At Holy Spirit, Shaffner said, there have been six physician practice group deals since September 2009. Some of those practices have stayed in place, while others have relocated “due to building leases ending or to consolidate other services with them.”
Holy Spirit also puts all new employees through orientation, including classroom and online instruction, as well as individualized training. In some cases, Shaffner said, a specialized training program is customized for a larger physician practice.
Relationships between hospitals, physicians/clinicians, payers and patients will continue to change, Shaffner said. With more practices being purchased by health systems, referral patterns are shifting, and practices do lose their autonomy to a certain degree.
But, he said, the result will be worth the adjustments: “Collaboration between clinicians, administrative and finance staff, and others is necessary to create a measurable improvement in the quality, cost and value of health care.”
Pitfalls of merging
In health care, bigger is not automatically better.
In June, the Robert Wood Johnson Foundation released an update to a 2006 study on the impact of hospital mergers on price, costs and quality of care. It reported that preliminary data indicate physician-hospital mergers have similar outcomes — but noted the case studies come from the 1990s, as current physician-hospital mergers are too recent to have been studied.
The update said a key distinction is whether mergers are consolidations, in which two separate entities are brought together, or true integrations, which feature elimination of unnecessary duplication, creating systems to bring the programs together and comprehensive management of the organization as a whole.
“Consolidation without integration does not lead to enhanced performance,” the report said, citing increased prices and a lack of improvement in care.
The report also noted that the Federal Trade Commission has become more aggressive in pursuing antitrust cases against hospital mergers.
Central Pennsylvania has seen its own variant of those concerns with the 2005 creation of Urology of Central Pennsylvania from five independent practices in the Harrisburg area; the five cited a desire to operate more effectively and offer more services to patients.
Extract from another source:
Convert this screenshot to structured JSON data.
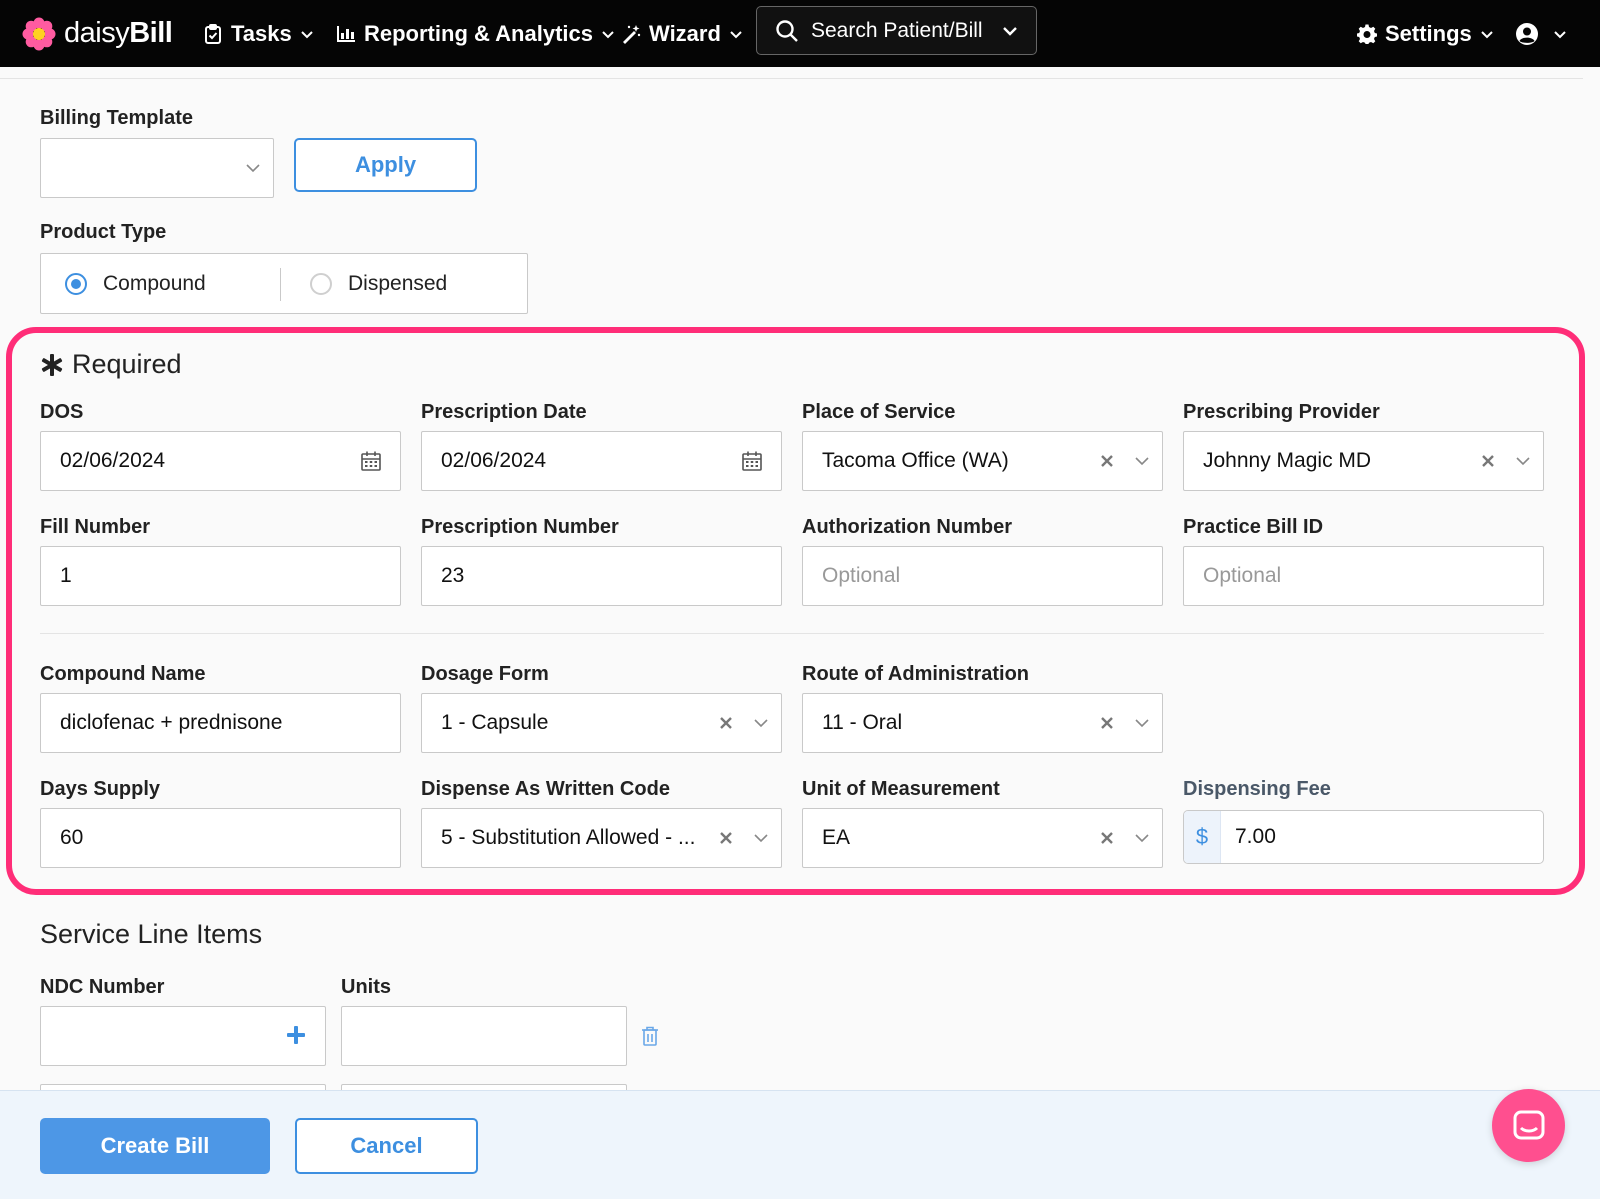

Last October, however, Pennsylvania Attorney General Linda Kelly announced that UCPA was paying $100,000 as part of an agreement to resolve monopoly concerns.
Before the merger, Kelly said, doctors in the practices referred patients to a variety of radiation oncology centers in the area. Afterward, they opened their own radiation oncology center and referred nearly all patients there. Kelly said the move substantially lessened competition, which then allowed UCPA to request price increases for its services from area health insurers.
UCPA denied wrongdoing. As part of the agreement, it must provide patients prescribed radiation oncology or CT scans with a list of other local providers of those services.
Nils Frederiksen, spokesman for the Pennsylvania Attorney General’s office, said whether any particular health care merger may constitute a violation of antitrust rules is based on the circumstances.
“A merger of two organizations in Philadelphia is going to have a much different impact on the marketplace there than one in Carlisle will have,” Frederiksen said. “Our concerns are always the same: Will this have a negative impact on competition, on price, on access to services in that particular area?”